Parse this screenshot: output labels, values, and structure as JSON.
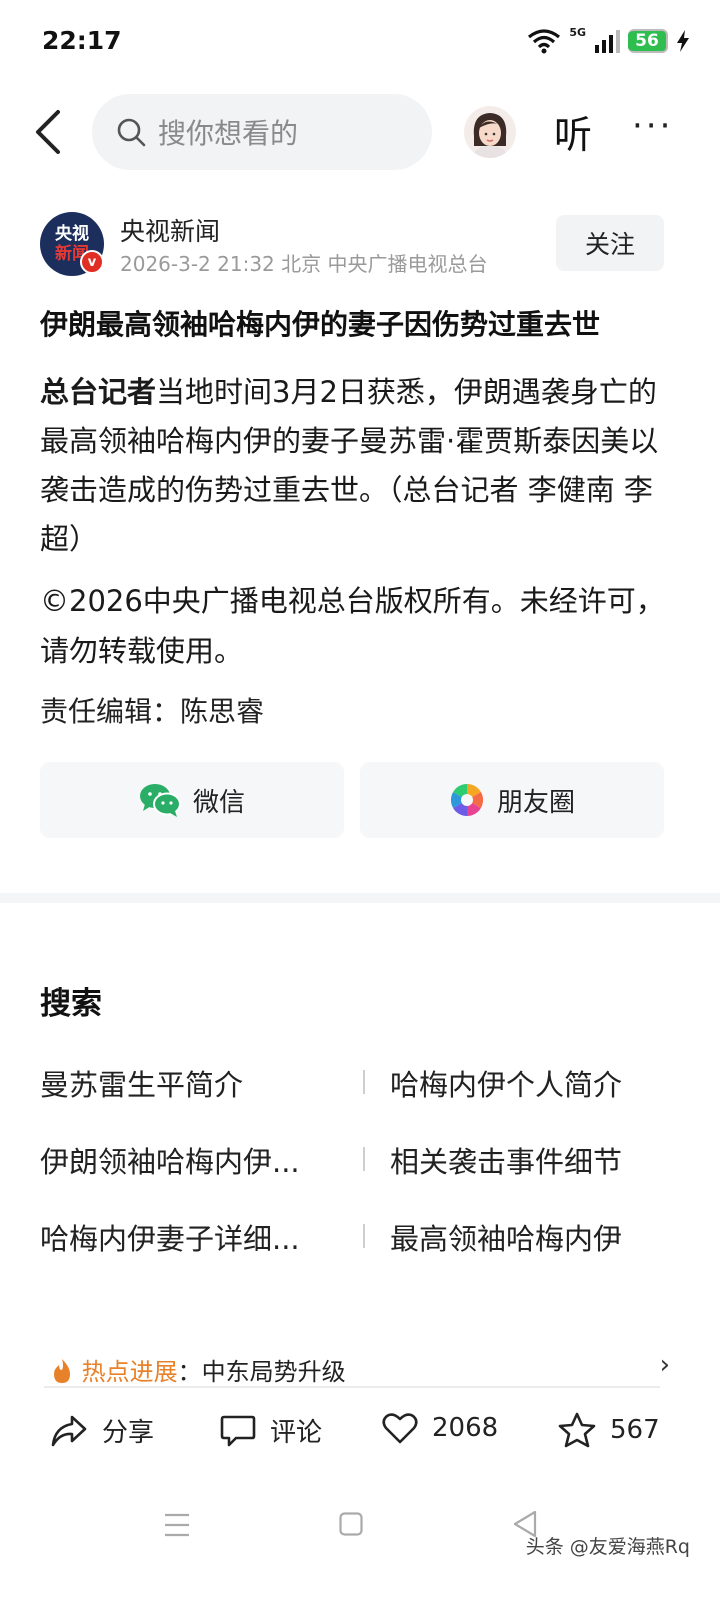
{
  "status_bar": {
    "time": "22:17",
    "network": "5G",
    "battery": "56"
  },
  "header": {
    "search_placeholder": "搜你想看的",
    "listen_label": "听",
    "more_label": "···"
  },
  "author": {
    "logo_line1": "央视",
    "logo_line2": "新闻",
    "verified_badge": "v",
    "name": "央视新闻",
    "meta": "2026-3-2  21:32  北京  中央广播电视总台",
    "follow_label": "关注"
  },
  "article": {
    "title": "伊朗最高领袖哈梅内伊的妻子因伤势过重去世",
    "lead": "总台记者",
    "body": "当地时间3月2日获悉，伊朗遇袭身亡的最高领袖哈梅内伊的妻子曼苏雷·霍贾斯泰因美以袭击造成的伤势过重去世。（总台记者 李健南 李超）",
    "copyright": "©2026中央广播电视总台版权所有。未经许可，请勿转载使用。",
    "editor": "责任编辑：陈思睿"
  },
  "share": {
    "wechat_label": "微信",
    "moments_label": "朋友圈"
  },
  "search_section": {
    "title": "搜索",
    "suggestions": [
      "曼苏雷生平简介",
      "哈梅内伊个人简介",
      "伊朗领袖哈梅内伊...",
      "相关袭击事件细节",
      "哈梅内伊妻子详细...",
      "最高领袖哈梅内伊"
    ]
  },
  "hot_bar": {
    "label": "热点进展",
    "text": "：中东局势升级"
  },
  "bottom_actions": {
    "share_label": "分享",
    "comment_label": "评论",
    "like_count": "2068",
    "favorite_count": "567"
  },
  "watermark": "头条 @友爱海燕Rq",
  "colors": {
    "accent_orange": "#e8822a",
    "wechat_green": "#2aae67",
    "verified_red": "#e02e24",
    "logo_navy": "#1c2f5c"
  }
}
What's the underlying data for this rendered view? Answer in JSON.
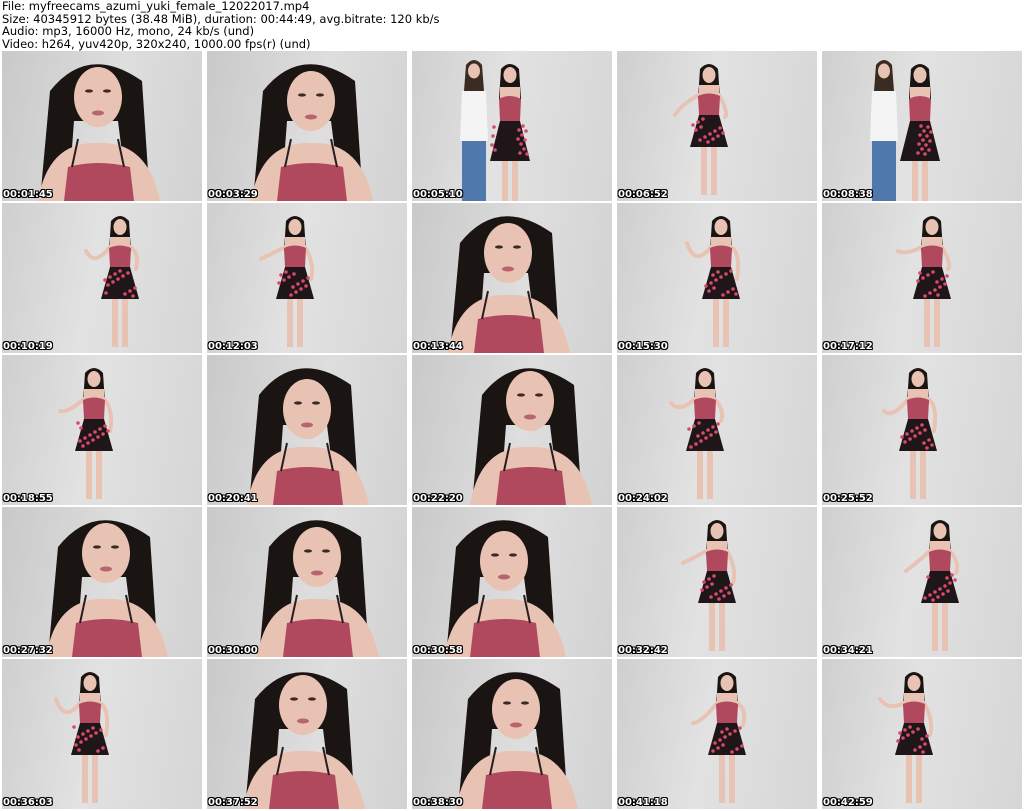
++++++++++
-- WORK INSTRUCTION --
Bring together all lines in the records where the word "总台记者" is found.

-- TASK ANSWER --
    "lead": "总台记者",
    "body": "当地时间3月2日获悉，伊朗遇袭身亡的最高领袖哈梅内伊的妻子曼苏雷·霍贾斯泰因美以袭击造成的伤势过重去世。（总台记者 李健南 李超）",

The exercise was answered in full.